A: We're in the middle of it right now. You almost can say this has began a process that will just continue. But I'm always cautious to say that things will just always continue to accelerate at a faster and faster pace. We just can't predict what sorts of changes this is going to bring about.
Historically, technological advance has long meant better productivity and therefore less need for workers. But society has adjusted. And though technology has cost the nation jobs, it is in no small way responsible for creating them, too, pointed out Casey Corbett, associate professor of computer graphics and web design at Washington State Community College.
Q: What are some current examples of jobs that have been cut due to technology, such as computers, digital equipment, robotics, etc.?
A: The biggest thing that I notice changing, especially in the gaming industry, is more and more mobile applications. We're going from teams of a couple hundred people that are making games like Halo to one or two people who are making little, successful games. Rovio (a video game developer) started with three people and blossomed to (popular mobile game) Angry Birds. Big companies like Xbox are worried that people are playing games on their cell phone. Just last weekend we had a big game company lay off a bunch of people.
Q: So how has technology contributed to employment?

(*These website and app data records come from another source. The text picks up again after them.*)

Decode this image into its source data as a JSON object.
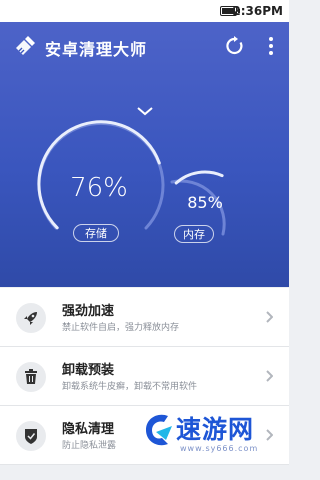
{
  "status_bar": {
    "time": "2:36PM"
  },
  "app": {
    "title": "安卓清理大师"
  },
  "icons": {
    "app": "broom-icon",
    "refresh": "refresh-icon",
    "more": "more-vertical-icon",
    "expand": "chevron-down-icon"
  },
  "storage": {
    "percent": 76,
    "label": "76%",
    "button": "存储"
  },
  "memory": {
    "percent": 85,
    "label": "85%",
    "button": "内存"
  },
  "menu": [
    {
      "title": "强劲加速",
      "subtitle": "禁止软件自启，强力释放内存",
      "icon": "rocket-icon"
    },
    {
      "title": "卸载预装",
      "subtitle": "卸载系统牛皮癣，卸载不常用软件",
      "icon": "trash-icon"
    },
    {
      "title": "隐私清理",
      "subtitle": "防止隐私泄露",
      "icon": "shield-icon"
    }
  ],
  "watermark": {
    "brand": "速游网",
    "url": "www.sy666.com"
  },
  "colors": {
    "hero": "#3a56be",
    "accent": "#1e56d6",
    "ring_track": "#6e84d6"
  }
}
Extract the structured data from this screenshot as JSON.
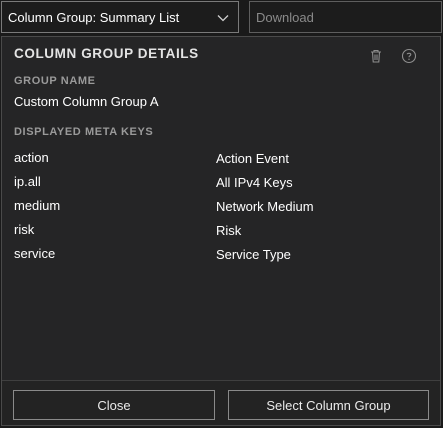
{
  "header": {
    "column_group_select": "Column Group: Summary List",
    "download_placeholder": "Download"
  },
  "panel": {
    "title": "COLUMN GROUP DETAILS",
    "group_name_label": "GROUP NAME",
    "group_name": "Custom Column Group A",
    "meta_keys_label": "DISPLAYED META KEYS",
    "meta_keys": [
      {
        "key": "action",
        "name": "Action Event"
      },
      {
        "key": "ip.all",
        "name": "All IPv4 Keys"
      },
      {
        "key": "medium",
        "name": "Network Medium"
      },
      {
        "key": "risk",
        "name": "Risk"
      },
      {
        "key": "service",
        "name": "Service Type"
      }
    ]
  },
  "footer": {
    "close_label": "Close",
    "select_label": "Select Column Group"
  },
  "icons": {
    "select_chevron": "chevron-down-icon",
    "delete": "trash-icon",
    "help": "help-icon"
  }
}
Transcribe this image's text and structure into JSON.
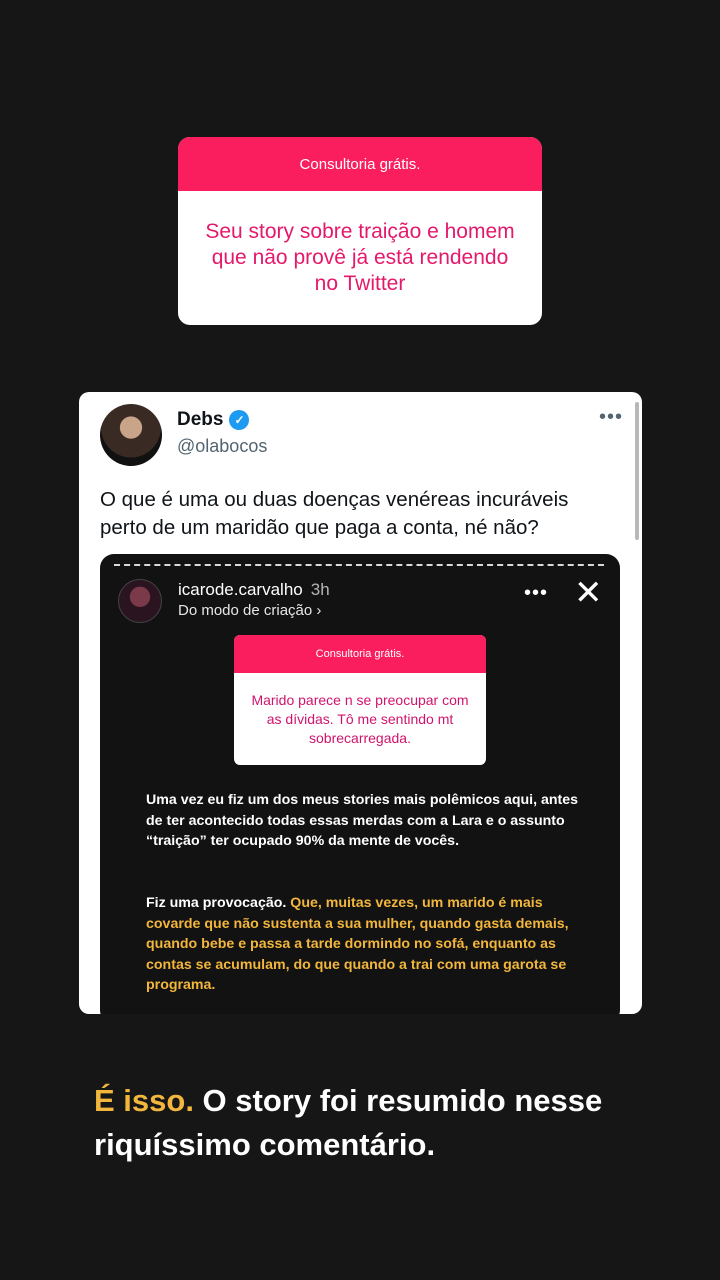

A: As far as spurring jobs, I think the biggest thing we're noticing is that we're leaning more toward the independent technology. Everything is going application based. Most of those are made by independent small developers that are working from home. We don't need (Electric Arts). We don't need Nintendo. More and more people are working from their phones which is good because if somebody from Marietta wants to submit their own application to the App store, they can. And how many people are they going to hire? Rovio was founded in 2003 by three people. They have hired a ton of people.
Q: What sorts of tech are we currently developing and what sort of jobs could they affect?
A: They just released a law in California that allow autonomous vehicles to be on the road for the purpose of testing them. I'd say within at least 15 years we'll see autonomous vehicles on the streets.
Q: Could they replace driving jobs, such as mail carriers or truckers?
A: I don't think so. If so, it's going to be a while. I just think people don't really trust autonomous vehicles yet. It's so new. Once we see it and once it becomes part of our culture we may begin to trust it.
Q: What are some limitations humans face compared to technology?
A: Technology, nine times out of ten does not make mistakes. It is more accurate. It is always there on time. It doesn't show up late for work. As far as technology goes, if we can get something that is automated that can do it consistently, then it is going to be more efficient.
Q: On the flip side, where does technology not stack up to a physical worker?
A: Where computers are deficient is the customer service area. Technology is not very good at working with people. So customer service positions will never ever, ever be taken over by a computer.
Q: Does technology make people's jobs easier?
A: I think it makes your job more mobile. You don't have to be sitting at your desk anymore. You can be walking around shopping and still checking your email. I think we're moving from a more stationary job to a more get up and move around and enjoy life kind of job.
Q: Is there a technological revolution on our horizon and how do you think our society will adapt?
A: I think we're on information overload already. Everyone is bombarded with information constantly. We're getting texts, calls, stock quotes, etc. We are in a state of needing constant content. I think what we're going to be moving toward are things like the new Google glasses, that you wear just like glasses and they constantly stream new information. As technology advances, it gets more user integrated.